- [Description of the task] Where in the data below does the word "JSON" appear? Copy each line that holds it.

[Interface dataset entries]
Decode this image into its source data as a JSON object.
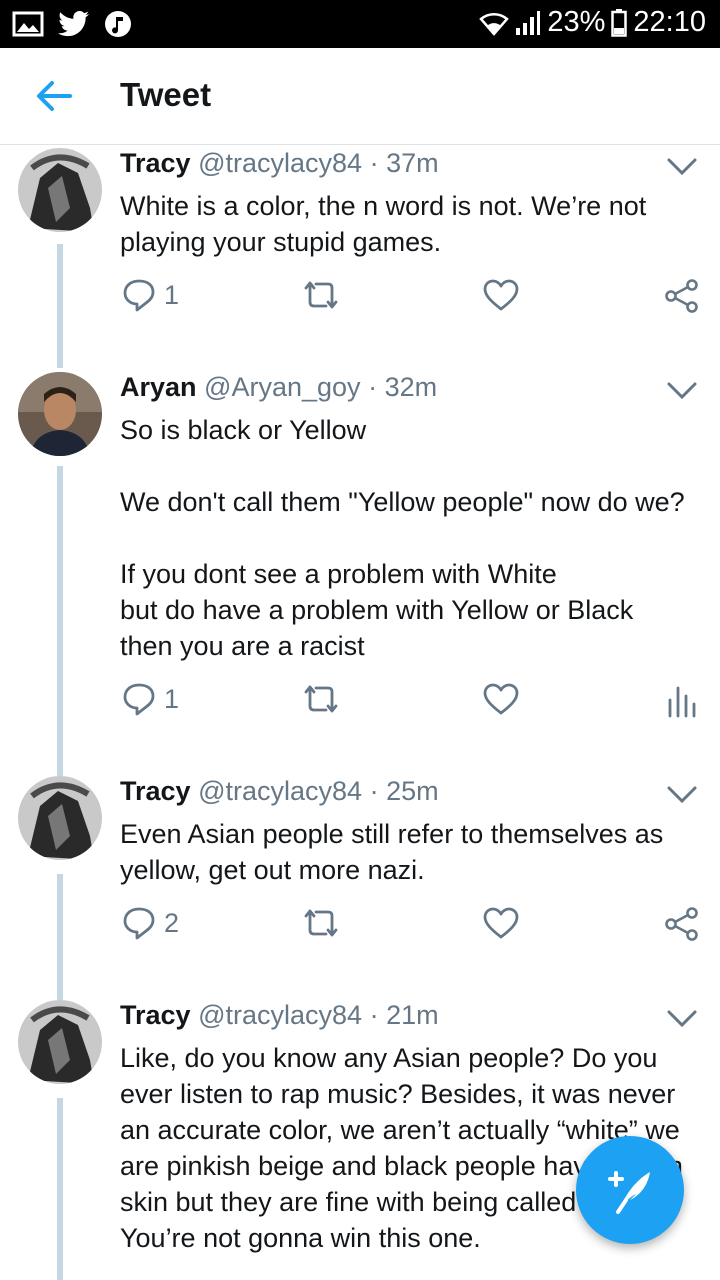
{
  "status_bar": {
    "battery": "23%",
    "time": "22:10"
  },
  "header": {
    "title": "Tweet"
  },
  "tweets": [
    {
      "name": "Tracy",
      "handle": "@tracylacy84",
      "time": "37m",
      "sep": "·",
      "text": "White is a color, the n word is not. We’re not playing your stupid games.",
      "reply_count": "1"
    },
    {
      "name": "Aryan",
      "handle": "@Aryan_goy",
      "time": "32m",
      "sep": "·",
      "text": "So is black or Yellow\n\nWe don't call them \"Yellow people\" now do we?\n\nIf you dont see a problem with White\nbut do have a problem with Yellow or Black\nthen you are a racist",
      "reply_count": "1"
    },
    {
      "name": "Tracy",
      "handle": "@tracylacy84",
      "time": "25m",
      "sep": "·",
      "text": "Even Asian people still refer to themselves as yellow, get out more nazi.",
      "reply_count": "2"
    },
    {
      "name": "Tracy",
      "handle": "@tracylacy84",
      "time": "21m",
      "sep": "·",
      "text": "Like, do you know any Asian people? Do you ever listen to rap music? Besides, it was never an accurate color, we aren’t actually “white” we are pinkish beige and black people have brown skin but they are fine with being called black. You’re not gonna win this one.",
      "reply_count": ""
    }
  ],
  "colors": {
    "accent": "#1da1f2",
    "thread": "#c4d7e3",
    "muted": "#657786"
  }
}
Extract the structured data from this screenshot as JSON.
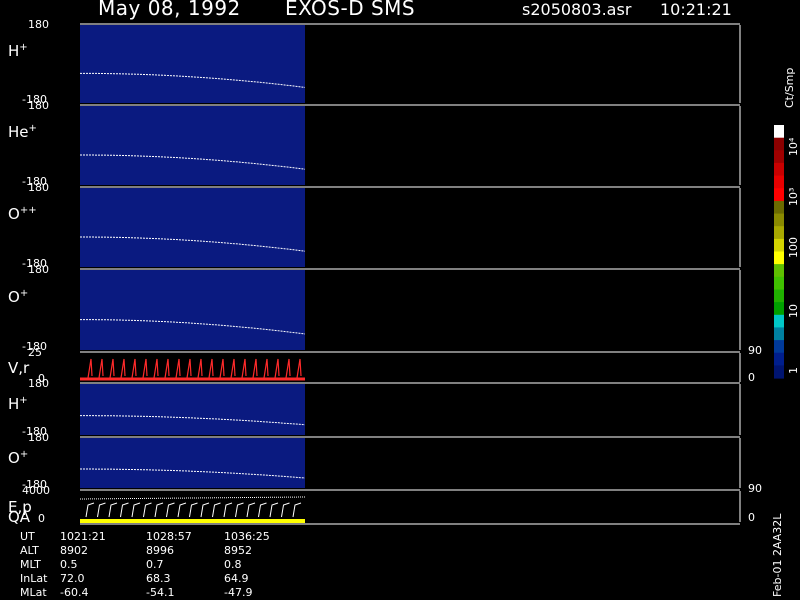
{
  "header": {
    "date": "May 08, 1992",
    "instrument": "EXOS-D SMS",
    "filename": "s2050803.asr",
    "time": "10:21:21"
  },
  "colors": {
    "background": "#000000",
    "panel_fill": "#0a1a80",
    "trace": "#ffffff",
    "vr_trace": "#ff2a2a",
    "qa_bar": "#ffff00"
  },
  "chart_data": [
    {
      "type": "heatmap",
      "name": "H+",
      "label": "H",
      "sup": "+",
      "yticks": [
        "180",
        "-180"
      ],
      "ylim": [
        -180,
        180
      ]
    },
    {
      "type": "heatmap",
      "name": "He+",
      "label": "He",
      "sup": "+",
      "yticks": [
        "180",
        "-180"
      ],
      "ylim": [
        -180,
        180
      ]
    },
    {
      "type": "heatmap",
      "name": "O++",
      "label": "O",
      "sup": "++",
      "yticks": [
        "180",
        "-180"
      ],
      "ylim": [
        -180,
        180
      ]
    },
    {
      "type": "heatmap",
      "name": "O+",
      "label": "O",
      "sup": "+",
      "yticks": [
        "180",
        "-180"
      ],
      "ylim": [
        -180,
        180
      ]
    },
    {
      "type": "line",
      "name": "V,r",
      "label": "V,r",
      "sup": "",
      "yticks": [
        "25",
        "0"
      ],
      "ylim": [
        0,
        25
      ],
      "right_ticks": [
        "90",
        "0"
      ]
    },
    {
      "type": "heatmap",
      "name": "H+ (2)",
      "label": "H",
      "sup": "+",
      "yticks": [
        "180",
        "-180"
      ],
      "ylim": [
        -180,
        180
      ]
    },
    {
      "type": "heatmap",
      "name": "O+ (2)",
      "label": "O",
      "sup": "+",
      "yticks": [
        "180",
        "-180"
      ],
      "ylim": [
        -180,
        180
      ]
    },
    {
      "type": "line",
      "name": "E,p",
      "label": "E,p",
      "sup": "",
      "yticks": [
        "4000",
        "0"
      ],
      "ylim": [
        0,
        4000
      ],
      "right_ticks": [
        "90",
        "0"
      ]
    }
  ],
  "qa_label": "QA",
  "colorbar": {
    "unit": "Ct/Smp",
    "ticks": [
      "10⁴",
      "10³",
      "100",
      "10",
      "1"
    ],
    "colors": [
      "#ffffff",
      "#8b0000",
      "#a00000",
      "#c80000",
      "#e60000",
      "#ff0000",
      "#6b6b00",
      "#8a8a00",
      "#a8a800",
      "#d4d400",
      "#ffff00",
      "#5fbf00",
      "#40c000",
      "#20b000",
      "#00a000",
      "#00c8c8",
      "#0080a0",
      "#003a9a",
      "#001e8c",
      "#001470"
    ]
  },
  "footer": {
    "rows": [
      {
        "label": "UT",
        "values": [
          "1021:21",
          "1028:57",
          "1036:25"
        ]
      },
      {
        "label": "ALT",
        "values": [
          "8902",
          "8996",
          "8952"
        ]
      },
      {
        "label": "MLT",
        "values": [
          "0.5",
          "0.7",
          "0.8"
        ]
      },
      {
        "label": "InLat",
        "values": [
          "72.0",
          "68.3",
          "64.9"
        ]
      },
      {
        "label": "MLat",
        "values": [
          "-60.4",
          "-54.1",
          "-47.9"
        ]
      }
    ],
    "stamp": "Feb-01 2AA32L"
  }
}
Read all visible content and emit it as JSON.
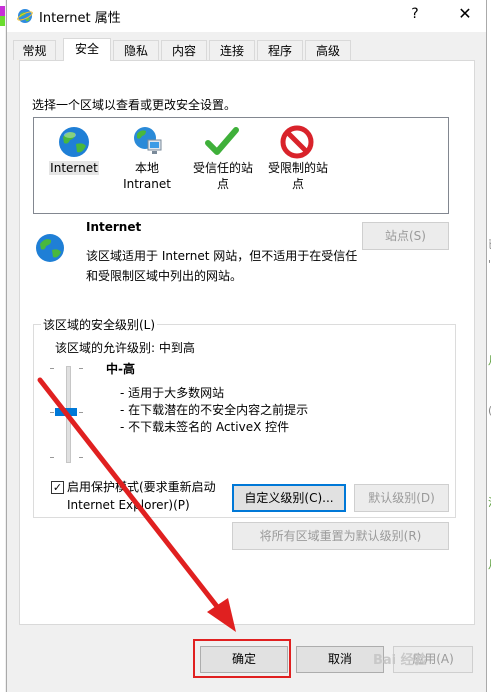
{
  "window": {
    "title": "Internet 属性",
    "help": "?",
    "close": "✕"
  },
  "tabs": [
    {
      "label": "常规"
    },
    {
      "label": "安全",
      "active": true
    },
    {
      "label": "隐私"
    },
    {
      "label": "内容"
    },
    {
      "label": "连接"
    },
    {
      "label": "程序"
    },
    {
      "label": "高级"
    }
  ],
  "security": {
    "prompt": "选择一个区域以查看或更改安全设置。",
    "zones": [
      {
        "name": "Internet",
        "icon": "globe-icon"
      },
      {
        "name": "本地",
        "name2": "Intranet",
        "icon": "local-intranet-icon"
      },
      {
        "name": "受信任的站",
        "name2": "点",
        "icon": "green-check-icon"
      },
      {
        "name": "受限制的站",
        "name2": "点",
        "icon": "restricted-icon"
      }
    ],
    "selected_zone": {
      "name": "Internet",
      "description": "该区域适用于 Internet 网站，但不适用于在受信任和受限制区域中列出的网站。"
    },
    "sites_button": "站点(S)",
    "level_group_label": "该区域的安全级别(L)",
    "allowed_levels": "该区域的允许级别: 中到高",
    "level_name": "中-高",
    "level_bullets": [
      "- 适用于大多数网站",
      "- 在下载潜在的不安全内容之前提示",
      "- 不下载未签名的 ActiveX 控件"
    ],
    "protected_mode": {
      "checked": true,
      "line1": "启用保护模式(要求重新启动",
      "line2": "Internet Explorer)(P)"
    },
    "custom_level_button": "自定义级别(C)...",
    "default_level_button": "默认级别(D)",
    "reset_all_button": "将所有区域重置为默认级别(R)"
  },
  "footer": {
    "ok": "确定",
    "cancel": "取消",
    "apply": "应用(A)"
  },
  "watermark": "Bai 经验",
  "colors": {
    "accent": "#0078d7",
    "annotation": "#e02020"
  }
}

- [Task answer]
Decode this image into its source data as a JSON object.
Extract the structured data from this screenshot as JSON.
Read all visible content and emit it as JSON.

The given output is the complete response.